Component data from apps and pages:
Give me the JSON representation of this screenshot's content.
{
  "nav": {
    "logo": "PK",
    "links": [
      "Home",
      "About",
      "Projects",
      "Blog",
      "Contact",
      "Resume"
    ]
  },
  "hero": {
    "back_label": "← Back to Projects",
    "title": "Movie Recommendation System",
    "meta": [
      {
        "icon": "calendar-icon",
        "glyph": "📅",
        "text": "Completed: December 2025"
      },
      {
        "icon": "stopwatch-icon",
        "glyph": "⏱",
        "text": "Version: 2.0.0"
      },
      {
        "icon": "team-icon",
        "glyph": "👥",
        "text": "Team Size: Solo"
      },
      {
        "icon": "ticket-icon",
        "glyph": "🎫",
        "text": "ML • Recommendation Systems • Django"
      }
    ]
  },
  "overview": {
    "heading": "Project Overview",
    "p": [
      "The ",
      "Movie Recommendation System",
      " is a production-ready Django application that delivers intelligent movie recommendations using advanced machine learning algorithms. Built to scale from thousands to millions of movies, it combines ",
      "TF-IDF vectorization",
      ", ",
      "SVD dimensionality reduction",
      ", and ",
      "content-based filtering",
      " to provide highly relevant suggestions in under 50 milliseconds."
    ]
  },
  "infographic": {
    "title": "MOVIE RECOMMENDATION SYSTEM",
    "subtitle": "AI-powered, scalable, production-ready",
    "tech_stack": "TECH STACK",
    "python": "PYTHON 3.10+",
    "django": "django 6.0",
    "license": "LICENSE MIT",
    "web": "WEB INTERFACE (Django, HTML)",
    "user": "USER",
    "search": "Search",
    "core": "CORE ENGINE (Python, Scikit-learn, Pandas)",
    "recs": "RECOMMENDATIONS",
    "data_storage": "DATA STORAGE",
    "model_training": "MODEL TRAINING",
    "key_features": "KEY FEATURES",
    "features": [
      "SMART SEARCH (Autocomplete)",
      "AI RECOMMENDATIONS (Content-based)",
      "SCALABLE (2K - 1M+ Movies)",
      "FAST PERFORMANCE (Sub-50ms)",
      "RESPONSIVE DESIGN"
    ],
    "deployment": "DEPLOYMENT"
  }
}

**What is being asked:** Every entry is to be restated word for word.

**Response below:**
Give me the JSON representation of this screenshot's content.
{
  "nav": {
    "logo": "PK",
    "links": [
      "Home",
      "About",
      "Projects",
      "Blog",
      "Contact",
      "Resume"
    ]
  },
  "hero": {
    "back_label": "← Back to Projects",
    "title": "Movie Recommendation System",
    "meta": [
      {
        "icon": "calendar-icon",
        "glyph": "📅",
        "text": "Completed: December 2025"
      },
      {
        "icon": "stopwatch-icon",
        "glyph": "⏱",
        "text": "Version: 2.0.0"
      },
      {
        "icon": "team-icon",
        "glyph": "👥",
        "text": "Team Size: Solo"
      },
      {
        "icon": "ticket-icon",
        "glyph": "🎫",
        "text": "ML • Recommendation Systems • Django"
      }
    ]
  },
  "overview": {
    "heading": "Project Overview",
    "p": [
      "The ",
      "Movie Recommendation System",
      " is a production-ready Django application that delivers intelligent movie recommendations using advanced machine learning algorithms. Built to scale from thousands to millions of movies, it combines ",
      "TF-IDF vectorization",
      ", ",
      "SVD dimensionality reduction",
      ", and ",
      "content-based filtering",
      " to provide highly relevant suggestions in under 50 milliseconds."
    ]
  },
  "infographic": {
    "title": "MOVIE RECOMMENDATION SYSTEM",
    "subtitle": "AI-powered, scalable, production-ready",
    "tech_stack": "TECH STACK",
    "python": "PYTHON 3.10+",
    "django": "django 6.0",
    "license": "LICENSE MIT",
    "web": "WEB INTERFACE (Django, HTML)",
    "user": "USER",
    "search": "Search",
    "core": "CORE ENGINE (Python, Scikit-learn, Pandas)",
    "recs": "RECOMMENDATIONS",
    "data_storage": "DATA STORAGE",
    "model_training": "MODEL TRAINING",
    "key_features": "KEY FEATURES",
    "features": [
      "SMART SEARCH (Autocomplete)",
      "AI RECOMMENDATIONS (Content-based)",
      "SCALABLE (2K - 1M+ Movies)",
      "FAST PERFORMANCE (Sub-50ms)",
      "RESPONSIVE DESIGN"
    ],
    "deployment": "DEPLOYMENT"
  }
}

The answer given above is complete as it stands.